The Asian markets took their cues from Wall Street shares, which fell for the third straight session overnight after U.S. President Donald Trump sought to impose fresh tariffs on China, intensifying fears of a trade war.

“While U.S. and Chinese officials could be negotiating behind the scenes in an attempt to prevent the situation from worsening, the markets will remain concerned as long as President Trump seems to be going his own way on the matter,” wrote Xiao Minjie, China-focused senior economist at SMBC Nikko Securities in Tokyo.

Boeing Co, seen as particularly vulnerable to retaliation from U.S. trade partners, fell 2.5 percent, leading the losers on the Dow.

Shanghai lost 0.3 percent, Hong Kong’s Hang Seng was flat and Australian stocks fell 0.25 percent. Japan’s Nikkei erased earlier losses and crawled up 0.12 percent.

Japan’s equity market “has been holding up relatively well, but it will have to decline some more if U.S. shares deepen their losses,” said Yutaka Miura, senior technical analyst at Mizuho Securities in Tokyo.

“Bargain hunters buy steadily at price dips, but most participants are wary of chasing highs amid lingering uncertainty about trade and politics.”

The benchmark 10-year Treasury yield dipped to 2.806 percent and headed for a fourth day of declines amid rising diplomatic tension between Britain and Russia, soft U.S. retail sales data and concerns over Washington’s political and trade issues.

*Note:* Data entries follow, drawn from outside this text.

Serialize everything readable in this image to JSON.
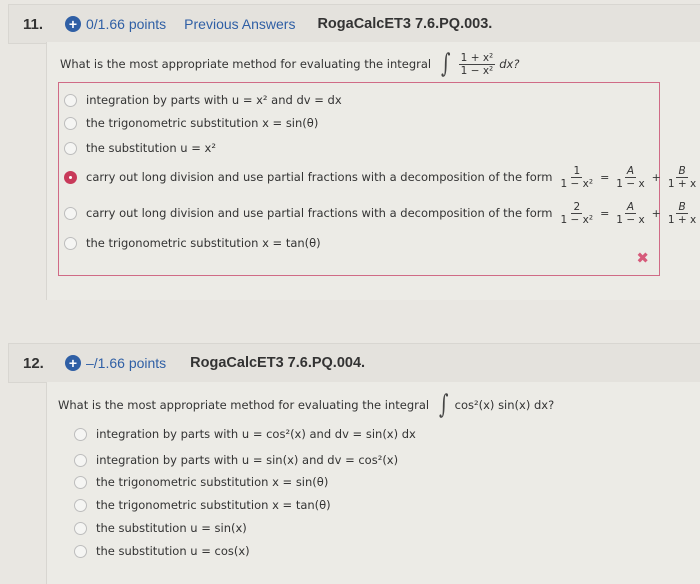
{
  "questions": [
    {
      "number": "11.",
      "points": "0/1.66 points",
      "previous_answers": "Previous Answers",
      "code": "RogaCalcET3 7.6.PQ.003.",
      "prompt": "What is the most appropriate method for evaluating the integral",
      "integrand": {
        "num": "1 + x²",
        "den": "1 − x²",
        "suffix": "dx?"
      },
      "options": [
        {
          "text": "integration by parts with u = x² and dv = dx",
          "selected": false
        },
        {
          "text": "the trigonometric substitution x = sin(θ)",
          "selected": false
        },
        {
          "text": "the substitution u = x²",
          "selected": false
        },
        {
          "text": "carry out long division and use partial fractions with a decomposition of the form",
          "selected": true,
          "formula": {
            "lhs_num": "1",
            "lhs_den": "1 − x²",
            "a_num": "A",
            "a_den": "1 − x",
            "b_num": "B",
            "b_den": "1 + x"
          }
        },
        {
          "text": "carry out long division and use partial fractions with a decomposition of the form",
          "selected": false,
          "formula": {
            "lhs_num": "2",
            "lhs_den": "1 − x²",
            "a_num": "A",
            "a_den": "1 − x",
            "b_num": "B",
            "b_den": "1 + x"
          }
        },
        {
          "text": "the trigonometric substitution x = tan(θ)",
          "selected": false
        }
      ],
      "result_icon": "✖",
      "accent_color": "#c83a5a"
    },
    {
      "number": "12.",
      "points": "–/1.66 points",
      "code": "RogaCalcET3 7.6.PQ.004.",
      "prompt": "What is the most appropriate method for evaluating the integral",
      "integrand_text": "cos²(x) sin(x) dx?",
      "options": [
        {
          "text": "integration by parts with u = cos²(x) and dv = sin(x) dx",
          "selected": false
        },
        {
          "text": "integration by parts with u = sin(x) and dv = cos²(x)",
          "selected": false
        },
        {
          "text": "the trigonometric substitution x = sin(θ)",
          "selected": false
        },
        {
          "text": "the trigonometric substitution x = tan(θ)",
          "selected": false
        },
        {
          "text": "the substitution u = sin(x)",
          "selected": false
        },
        {
          "text": "the substitution u = cos(x)",
          "selected": false
        }
      ]
    }
  ],
  "icons": {
    "plus": "+",
    "integral": "∫",
    "eq": "=",
    "plus_sign": "+"
  },
  "colors": {
    "link": "#2f5fa5",
    "wrong": "#d65a7a"
  }
}
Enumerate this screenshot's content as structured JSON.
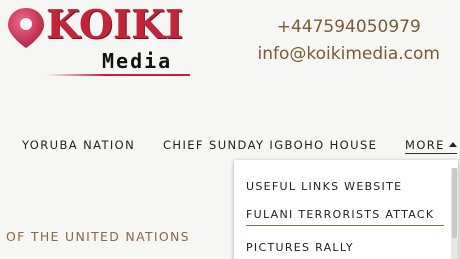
{
  "logo": {
    "word": "KOIKI",
    "sub": "Media",
    "brand_color": "#c2243a",
    "icon": "map-pin-icon"
  },
  "contact": {
    "phone": "+447594050979",
    "email": "info@koikimedia.com",
    "color": "#7a5a38"
  },
  "nav": {
    "items": [
      {
        "label": "YORUBA NATION"
      },
      {
        "label": "CHIEF SUNDAY IGBOHO HOUSE"
      }
    ],
    "more_label": "MORE"
  },
  "dropdown": {
    "items": [
      {
        "label": "USEFUL LINKS WEBSITE"
      },
      {
        "label": "FULANI TERRORISTS ATTACK"
      },
      {
        "label": "PICTURES RALLY"
      }
    ]
  },
  "content": {
    "heading_fragment": "OF THE UNITED NATIONS"
  }
}
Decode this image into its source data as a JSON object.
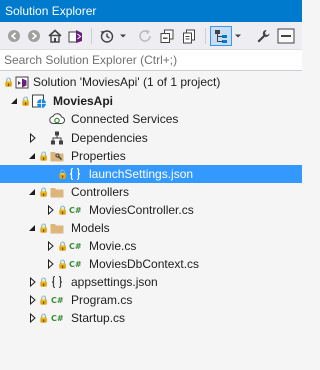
{
  "window": {
    "title": "Solution Explorer"
  },
  "toolbar": {
    "buttons": [
      "back-icon",
      "forward-icon",
      "home-icon",
      "vs-switch-views-icon",
      "history-icon",
      "dropdown-arrow-icon",
      "refresh-icon",
      "collapse-all-icon",
      "show-all-files-icon",
      "tree-view-icon",
      "dropdown-arrow-icon",
      "wrench-icon",
      "preview-icon"
    ]
  },
  "search": {
    "placeholder": "Search Solution Explorer (Ctrl+;)"
  },
  "tree": {
    "solution": "Solution 'MoviesApi' (1 of 1 project)",
    "project": "MoviesApi",
    "connected_services": "Connected Services",
    "dependencies": "Dependencies",
    "properties": "Properties",
    "launch_settings": "launchSettings.json",
    "controllers": "Controllers",
    "movies_controller": "MoviesController.cs",
    "models": "Models",
    "movie": "Movie.cs",
    "movies_db_context": "MoviesDbContext.cs",
    "appsettings": "appsettings.json",
    "program": "Program.cs",
    "startup": "Startup.cs",
    "csharp_glyph": "C#",
    "lock_glyph": "🔒"
  },
  "colors": {
    "title_bar": "#007acc",
    "selection": "#3399ff",
    "folder": "#dcb67a",
    "csharp": "#388a34"
  }
}
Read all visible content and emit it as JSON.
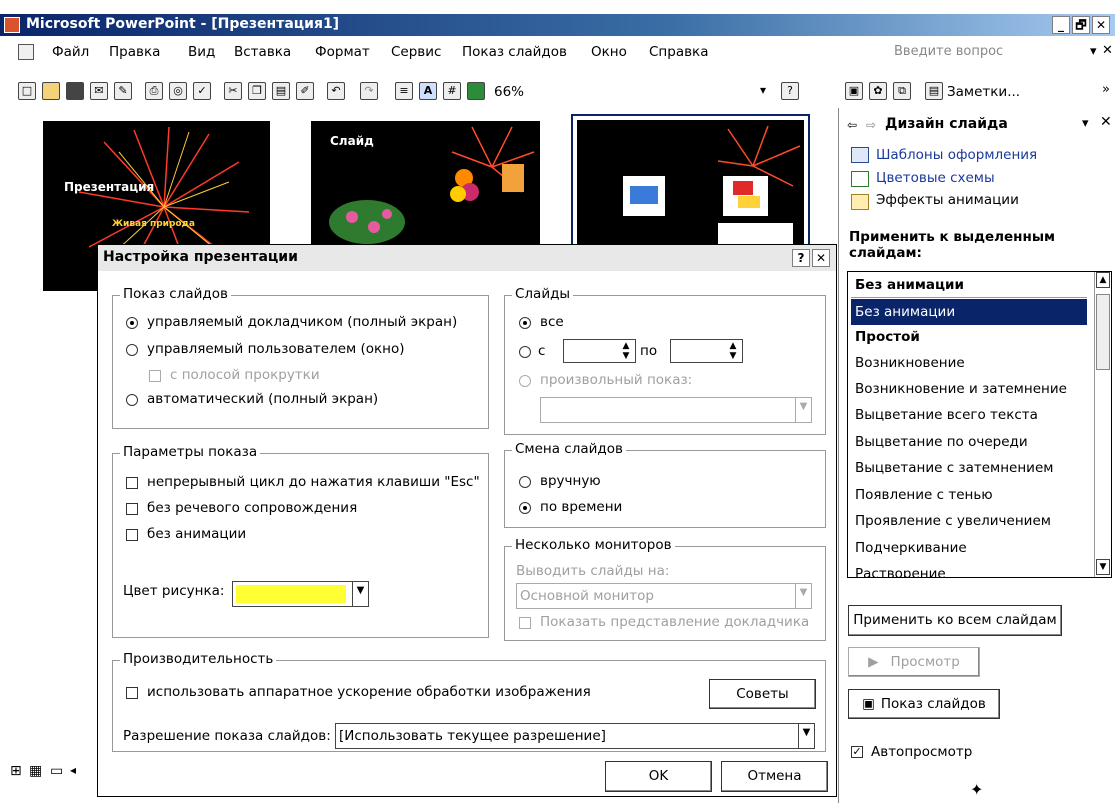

The spectre of a trade war also boosted demand for European debt. The German 10-year bund yield was at 0.594 percent after falling to a 1-1/2-month low of 0.583 percent. Yields on British gilts and French government bonds were also lower.

In the currency market, the dollar came under pressure again after the greenback managed a modest bounce overnight following three days of losses.

The dollar index, which measures it against a basket of six major currencies, was a shade lower at 89.698. So far this week, it has fallen about 0.5 percent, dogged by trade tensions and perceived political turmoil in Washington.

The euro edged up 0.05 percent to $1.2373 after being pulled back from a six-day high of $1.2413 when European Central Bank President Mario Draghi on Wednesday struck a dovish tone on monetary policy.

The yen, often sought in times of risk aversion, gained against a variety of peers.

The dollar slipped 0.35 percent to 105.960 yen after taking a hit the previous day on Trump’s firing of U.S. Secretary of State Rex Tillerson.

The euro fell 0.4 percent to 131.045 yen and the Australian dollar shed 0.5 percent to 83.36 yen .

Oil prices held steady, supported by healthy global demand but capped by a relentless rise in U.S. production that is undermining efforts led by producer cartel OPEC to cut supplies and prop up markets.

Brent crude futures were flat at $64.89 per barrel .

Safe-haven gold rose, with spot prices gaining 0.1 percent to $1,326.16 an ounce.

Reporting by Shinichi Saoshiro